San Francisco State University – I went to school at SFSU in 1991 for a semester. It was nice to be asked to speak on campus at their art gallery. Of course it’s perfect timing that it happens at the same time as the Oakland Museum of CA exhibition (SuperAwesome: Art and Giant Robot). Just a few minutes before the 6pm start time, the group was small, but by the time to talk began, the space was filled. Granted it only takes 20+ people to pack the room, it was nice to see students, art fans, and a few “older” faces. The question and answer is always more fun, and the questions went for a while. It’s when I can tell stories I didn’t plan on telling and that makes the talk more random and hopefully interesting to hear. One wanted to know what he needed to do, since he wanted to follow in my footsteps. It was a great honor to be able to try and explain what wisdom I have accrued to a younger person who’s just getting started. Thanks to Jill Shiraki for setting this one up.
Oakland Museum of CA – I paid a visit on Friday for no official business except to meet up with friend Gordon Yamate, Bert Gatchalian, Tiffany Sun, and a few great staffers there. I gave a private tour which was as detailed as I cared to be at the moment. It lasted about an hour and now that I know what to talk about, I’d do it again. Want one? Just hit me up. The stories that you don’t get to read on the walls on the museum, could be among the best parts of the exhibition. I stayed to make some zines and color a page. I need to improve my skills with colored pencils. The exhibition is as exciting on friday as it was on the first day. Yes, I’m proud of it. I’ll be back up there May 30th and will probably do another tour.
Japanese American Museum San Jose – I don’t get to San Jose often, but it was nice to be able to visit a place that seems so close to home. The museum is filled with stories from Concentration Camps. I spoke upstairs in a meeting room that had a round table and chairs surrounding. As it was getting close to beginning, one of the first faces was an old neighborhood and childhood friend, Bill Chuan. He walked in and I practically started laughing. What the fuck? The surprise was funny and for some reason enlightening. I still can’t believe I saw his familiar face just 30 years or so later. Then family members. Practically long-lost came in. Diane, who’s wedding I attended as a young man came in with her sister, Elaine, and their father and my uncle Jim. The weird thing is that Jim has eyes that are cool grey. He looks like my father. It’s a strange feeling when you recognize someone because of their resemblance of someone else. I haven’t seen them perhaps in decades. Also the volunteers, many of whom I actually have met and know were there as well – welcoming me.
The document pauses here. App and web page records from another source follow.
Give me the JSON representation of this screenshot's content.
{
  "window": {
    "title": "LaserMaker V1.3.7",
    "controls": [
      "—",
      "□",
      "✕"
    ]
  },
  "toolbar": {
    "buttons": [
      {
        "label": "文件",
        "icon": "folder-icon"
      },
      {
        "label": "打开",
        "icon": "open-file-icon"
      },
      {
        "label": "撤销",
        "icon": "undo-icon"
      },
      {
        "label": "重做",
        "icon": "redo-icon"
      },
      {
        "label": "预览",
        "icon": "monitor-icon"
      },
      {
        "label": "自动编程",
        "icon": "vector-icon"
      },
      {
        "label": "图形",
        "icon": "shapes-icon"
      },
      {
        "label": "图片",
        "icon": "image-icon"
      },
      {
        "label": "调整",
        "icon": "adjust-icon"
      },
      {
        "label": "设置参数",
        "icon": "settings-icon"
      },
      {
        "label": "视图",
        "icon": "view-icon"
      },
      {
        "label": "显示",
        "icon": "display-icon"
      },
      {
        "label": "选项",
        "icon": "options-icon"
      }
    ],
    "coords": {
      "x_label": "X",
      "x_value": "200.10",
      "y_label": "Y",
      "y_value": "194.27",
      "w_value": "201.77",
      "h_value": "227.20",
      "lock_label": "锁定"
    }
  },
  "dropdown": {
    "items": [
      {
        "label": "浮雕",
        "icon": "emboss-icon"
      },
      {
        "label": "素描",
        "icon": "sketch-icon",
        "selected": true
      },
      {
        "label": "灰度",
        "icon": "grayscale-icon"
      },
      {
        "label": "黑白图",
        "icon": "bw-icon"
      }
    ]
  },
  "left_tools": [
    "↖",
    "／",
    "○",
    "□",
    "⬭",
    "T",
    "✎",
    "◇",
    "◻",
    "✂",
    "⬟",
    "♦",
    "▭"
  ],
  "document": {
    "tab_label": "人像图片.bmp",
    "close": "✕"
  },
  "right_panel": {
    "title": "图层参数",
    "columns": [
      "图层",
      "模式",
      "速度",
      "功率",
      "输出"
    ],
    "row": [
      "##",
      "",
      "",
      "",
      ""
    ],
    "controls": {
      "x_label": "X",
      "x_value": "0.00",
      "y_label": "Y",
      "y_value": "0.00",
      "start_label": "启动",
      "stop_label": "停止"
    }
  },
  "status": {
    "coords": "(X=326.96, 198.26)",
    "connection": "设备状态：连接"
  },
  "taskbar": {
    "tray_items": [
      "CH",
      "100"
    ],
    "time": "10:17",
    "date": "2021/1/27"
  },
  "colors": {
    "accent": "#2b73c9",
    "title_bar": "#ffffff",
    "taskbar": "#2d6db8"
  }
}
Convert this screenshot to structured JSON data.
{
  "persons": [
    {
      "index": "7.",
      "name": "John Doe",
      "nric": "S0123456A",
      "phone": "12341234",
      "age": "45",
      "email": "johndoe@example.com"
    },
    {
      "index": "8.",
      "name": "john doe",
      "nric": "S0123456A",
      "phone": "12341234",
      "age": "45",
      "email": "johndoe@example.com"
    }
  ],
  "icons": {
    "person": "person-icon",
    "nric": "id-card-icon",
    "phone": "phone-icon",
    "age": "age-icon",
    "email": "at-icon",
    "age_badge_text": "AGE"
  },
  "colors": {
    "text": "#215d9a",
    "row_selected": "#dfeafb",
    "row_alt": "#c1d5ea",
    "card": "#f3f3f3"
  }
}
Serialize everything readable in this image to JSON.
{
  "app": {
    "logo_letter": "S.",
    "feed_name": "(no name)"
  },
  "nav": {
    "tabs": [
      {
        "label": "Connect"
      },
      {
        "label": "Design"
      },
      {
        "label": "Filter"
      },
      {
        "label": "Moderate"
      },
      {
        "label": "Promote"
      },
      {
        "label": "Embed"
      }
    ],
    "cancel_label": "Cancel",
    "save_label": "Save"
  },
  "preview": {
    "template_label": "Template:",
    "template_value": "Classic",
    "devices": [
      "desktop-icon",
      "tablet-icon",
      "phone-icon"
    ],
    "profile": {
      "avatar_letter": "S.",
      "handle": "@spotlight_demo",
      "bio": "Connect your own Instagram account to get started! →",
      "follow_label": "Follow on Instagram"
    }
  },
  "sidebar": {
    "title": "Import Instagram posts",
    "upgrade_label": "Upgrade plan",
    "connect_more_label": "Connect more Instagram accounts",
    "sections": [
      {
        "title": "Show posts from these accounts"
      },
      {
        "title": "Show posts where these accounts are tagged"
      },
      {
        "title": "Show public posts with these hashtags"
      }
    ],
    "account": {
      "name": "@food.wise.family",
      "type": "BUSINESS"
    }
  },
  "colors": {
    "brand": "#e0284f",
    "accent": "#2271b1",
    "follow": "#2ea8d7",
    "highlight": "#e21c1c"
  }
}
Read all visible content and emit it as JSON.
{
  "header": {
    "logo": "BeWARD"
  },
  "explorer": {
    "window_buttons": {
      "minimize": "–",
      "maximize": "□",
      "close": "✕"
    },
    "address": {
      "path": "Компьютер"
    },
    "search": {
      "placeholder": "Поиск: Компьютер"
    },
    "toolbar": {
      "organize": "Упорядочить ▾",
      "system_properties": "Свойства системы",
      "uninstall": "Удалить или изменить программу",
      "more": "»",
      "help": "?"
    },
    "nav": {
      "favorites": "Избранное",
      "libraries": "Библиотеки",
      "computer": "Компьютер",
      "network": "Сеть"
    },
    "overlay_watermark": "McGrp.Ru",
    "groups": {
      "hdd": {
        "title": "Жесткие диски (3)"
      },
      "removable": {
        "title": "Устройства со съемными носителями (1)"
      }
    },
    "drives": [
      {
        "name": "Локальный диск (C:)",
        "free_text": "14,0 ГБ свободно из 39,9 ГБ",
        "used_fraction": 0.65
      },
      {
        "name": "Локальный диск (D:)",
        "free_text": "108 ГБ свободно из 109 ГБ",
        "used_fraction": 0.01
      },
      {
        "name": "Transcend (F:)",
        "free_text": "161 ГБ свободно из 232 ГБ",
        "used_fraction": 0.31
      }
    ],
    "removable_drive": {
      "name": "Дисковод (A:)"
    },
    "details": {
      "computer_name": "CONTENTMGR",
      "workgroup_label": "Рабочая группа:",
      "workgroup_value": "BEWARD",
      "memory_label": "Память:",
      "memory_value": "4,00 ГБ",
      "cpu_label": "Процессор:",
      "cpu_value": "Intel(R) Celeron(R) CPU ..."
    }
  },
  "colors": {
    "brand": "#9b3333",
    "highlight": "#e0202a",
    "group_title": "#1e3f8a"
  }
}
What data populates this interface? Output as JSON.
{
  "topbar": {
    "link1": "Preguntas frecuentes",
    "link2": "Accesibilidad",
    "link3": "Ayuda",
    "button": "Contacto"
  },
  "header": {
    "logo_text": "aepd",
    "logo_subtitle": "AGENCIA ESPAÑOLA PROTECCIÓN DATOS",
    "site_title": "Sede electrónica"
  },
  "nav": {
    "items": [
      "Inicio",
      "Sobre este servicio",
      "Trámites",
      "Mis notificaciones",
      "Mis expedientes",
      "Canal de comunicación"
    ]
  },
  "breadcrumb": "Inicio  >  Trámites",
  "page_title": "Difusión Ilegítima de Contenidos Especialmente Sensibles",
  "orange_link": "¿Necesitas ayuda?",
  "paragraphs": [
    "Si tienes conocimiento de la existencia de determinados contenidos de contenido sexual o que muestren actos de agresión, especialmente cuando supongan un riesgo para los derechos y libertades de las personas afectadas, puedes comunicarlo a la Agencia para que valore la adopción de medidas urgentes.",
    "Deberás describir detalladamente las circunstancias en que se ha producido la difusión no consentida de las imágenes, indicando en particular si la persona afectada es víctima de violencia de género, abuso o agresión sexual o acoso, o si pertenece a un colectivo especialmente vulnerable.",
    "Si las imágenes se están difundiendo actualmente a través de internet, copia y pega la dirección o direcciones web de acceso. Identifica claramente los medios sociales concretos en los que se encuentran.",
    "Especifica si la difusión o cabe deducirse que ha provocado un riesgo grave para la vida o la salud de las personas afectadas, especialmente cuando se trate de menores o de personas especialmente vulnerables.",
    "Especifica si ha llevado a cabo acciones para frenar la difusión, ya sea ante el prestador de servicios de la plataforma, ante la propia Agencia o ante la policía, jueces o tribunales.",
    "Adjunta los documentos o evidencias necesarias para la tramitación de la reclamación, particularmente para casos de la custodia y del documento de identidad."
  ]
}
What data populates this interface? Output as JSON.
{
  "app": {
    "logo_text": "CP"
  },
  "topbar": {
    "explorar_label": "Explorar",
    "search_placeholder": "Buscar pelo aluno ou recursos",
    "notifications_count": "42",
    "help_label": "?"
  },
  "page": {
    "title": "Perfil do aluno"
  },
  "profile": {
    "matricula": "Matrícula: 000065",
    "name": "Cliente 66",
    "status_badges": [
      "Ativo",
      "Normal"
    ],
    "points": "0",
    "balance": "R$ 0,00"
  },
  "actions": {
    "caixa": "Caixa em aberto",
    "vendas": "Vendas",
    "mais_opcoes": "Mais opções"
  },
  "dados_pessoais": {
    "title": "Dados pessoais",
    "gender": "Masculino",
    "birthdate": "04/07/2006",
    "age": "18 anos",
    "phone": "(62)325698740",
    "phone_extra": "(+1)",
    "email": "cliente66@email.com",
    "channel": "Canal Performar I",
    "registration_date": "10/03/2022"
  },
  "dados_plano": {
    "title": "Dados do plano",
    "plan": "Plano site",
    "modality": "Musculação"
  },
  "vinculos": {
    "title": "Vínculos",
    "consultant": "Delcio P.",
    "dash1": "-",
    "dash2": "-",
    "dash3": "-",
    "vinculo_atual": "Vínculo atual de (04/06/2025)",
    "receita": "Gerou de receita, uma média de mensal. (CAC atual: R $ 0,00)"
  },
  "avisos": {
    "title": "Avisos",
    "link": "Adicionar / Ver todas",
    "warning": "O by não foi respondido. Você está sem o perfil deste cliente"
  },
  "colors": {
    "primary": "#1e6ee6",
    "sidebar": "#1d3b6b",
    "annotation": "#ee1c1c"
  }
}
Other old friends came through along with GR readers, and Duane Kubo who was part of Gidra, a 70′s Asian American “movement” newspaper that I hold in high regard. He said that he wanted to meet me as much as I was excited to meet him. He’s a legend and was also part of the founding group of Visual Communications in LA. With long hair, he’s that Asian American who looks cool, hippie, and filled with energy. He even said something too generous. It went something like this: “If you were around then, you’d have been part of Gidra.” He said it casually but made it a point. I’m dwarfed even thinking about that quote. Even with 16 years of indie magazine making in my past, Gidra is still beyond what I could ever accomplish with GR. I shit you not. Gidra was a publication that I researched extensively when I was on a soul search for what Asian American magazine that I could like before GR and now this quote? Oh yeah I did a talk too. Thanks Komo for setting this one up. (all of the photos are from JAMsj)